11. THE Rules and Tools which Joyners and Carpenters work by, are so near the same, that I need not here again to describe them; only there is this difference, the Carpenters Tools are made somewhat stronger for their use than they need to be for the Joyners: Yet there are many Tools requisite and proper for a Carpenter (especially a Master Carpenter) that a Joyner need to take little notice of. Therefore I shall here describe such Tools belonging to that Trade, which are not expressed among the Joyners.
CXLIV. In this quarter are three Instruments used by the Carpenter, two whereof are never mentioned to be any ways belonging to Joyners: The first is the Level, of these there are used several bignesses, even from two to ten foot long, that it may reach over a considerable length of the Work; its use is to try whether a Floor be exactly streight and even, and that one part be not higher than another; for if the Plumb-line hang just upon the Perpendicular line, being set flat upon the Work, then the Work is level, else not.
In the Level there are these parts.
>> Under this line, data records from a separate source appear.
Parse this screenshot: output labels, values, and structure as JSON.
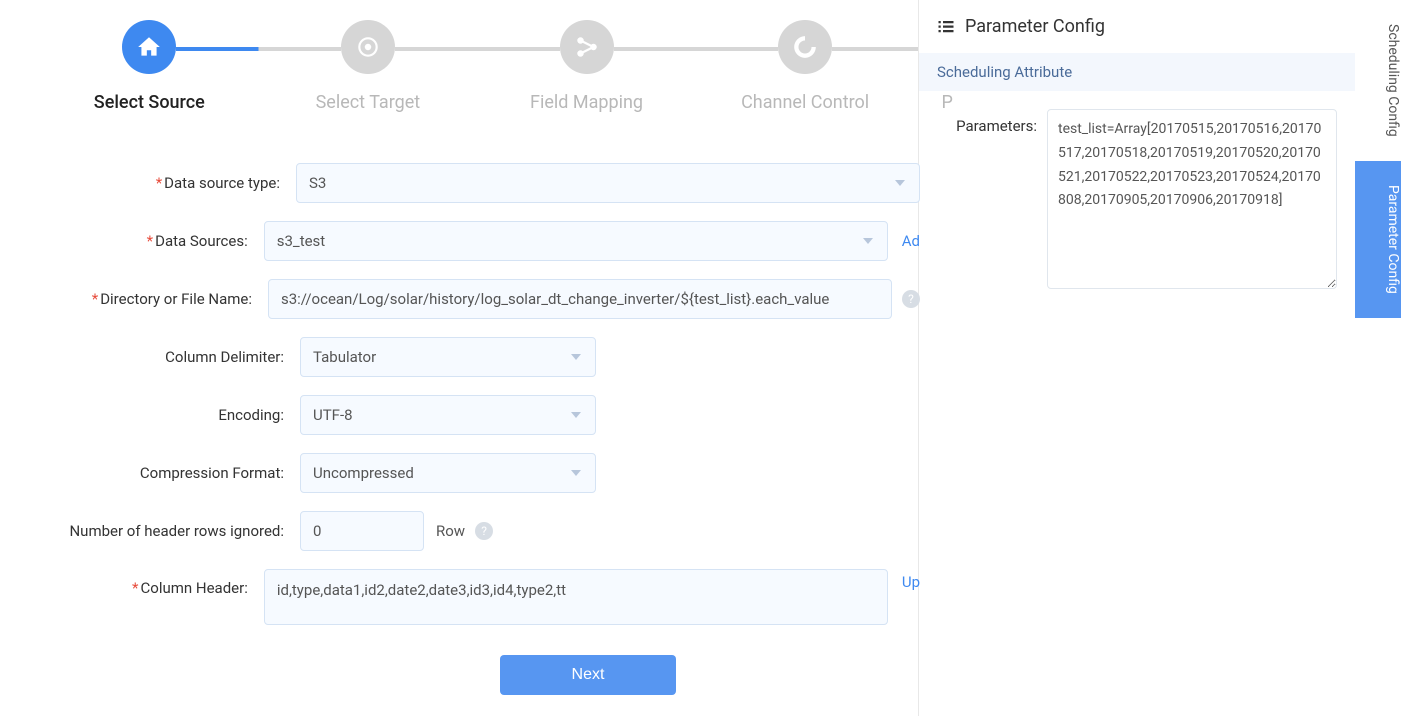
{
  "steps": [
    {
      "label": "Select Source",
      "active": true,
      "icon": "house"
    },
    {
      "label": "Select Target",
      "active": false,
      "icon": "target"
    },
    {
      "label": "Field Mapping",
      "active": false,
      "icon": "mapping"
    },
    {
      "label": "Channel Control",
      "active": false,
      "icon": "channel"
    },
    {
      "label": "P",
      "active": false,
      "icon": "more"
    }
  ],
  "form": {
    "data_source_type": {
      "label": "Data source type:",
      "value": "S3"
    },
    "data_sources": {
      "label": "Data Sources:",
      "value": "s3_test",
      "link": "Ad"
    },
    "directory": {
      "label": "Directory or File Name:",
      "value": "s3://ocean/Log/solar/history/log_solar_dt_change_inverter/${test_list}.each_value"
    },
    "col_delim": {
      "label": "Column Delimiter:",
      "value": "Tabulator"
    },
    "encoding": {
      "label": "Encoding:",
      "value": "UTF-8"
    },
    "compression": {
      "label": "Compression Format:",
      "value": "Uncompressed"
    },
    "header_rows": {
      "label": "Number of header rows ignored:",
      "value": "0",
      "unit": "Row"
    },
    "col_header": {
      "label": "Column Header:",
      "value": "id,type,data1,id2,date2,date3,id3,id4,type2,tt",
      "link": "Up"
    },
    "next_btn": "Next"
  },
  "param_panel": {
    "title": "Parameter Config",
    "section": "Scheduling Attribute",
    "params_label": "Parameters:",
    "params_value": "test_list=Array[20170515,20170516,20170517,20170518,20170519,20170520,20170521,20170522,20170523,20170524,20170808,20170905,20170906,20170918]"
  },
  "vtabs": [
    {
      "label": "Scheduling Config",
      "active": false
    },
    {
      "label": "Parameter Config",
      "active": true
    }
  ]
}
The Level. The Plummet. The Plumb-Line, and the perpendicular Line, which is marked from the top to the bottom of the Board; all which things are so common, that there needs no further explaining of their parts.
The second that lies in the Base, is called a Crow, or an Iron Crow. Some are made of this form, others directly round in the shank, only with a pike end, or a flat end: That is used by them as a Lever, to lift up the ends of great Trees and heavy Timber, when either a Bauk or a Rowler is to be laid under it. The parts, as Workmen term them in this form of Crow, are the Claws, the shank, and the Spike end.
The third in the Sinister chief is used by both Joyners and Carpenters, and is termed a Joyners Saddle It is an end of a Spar or Joyce cut into the side with an Indent or Beviled on each side, so that any square piece will lye steady in it with one of its edges up.
— From Randle Holme’s “The Academy of Armory, or, A Storehouse of Armory and Blazon” Book III, Chapter VIII, Plate 2. Why am I reading this?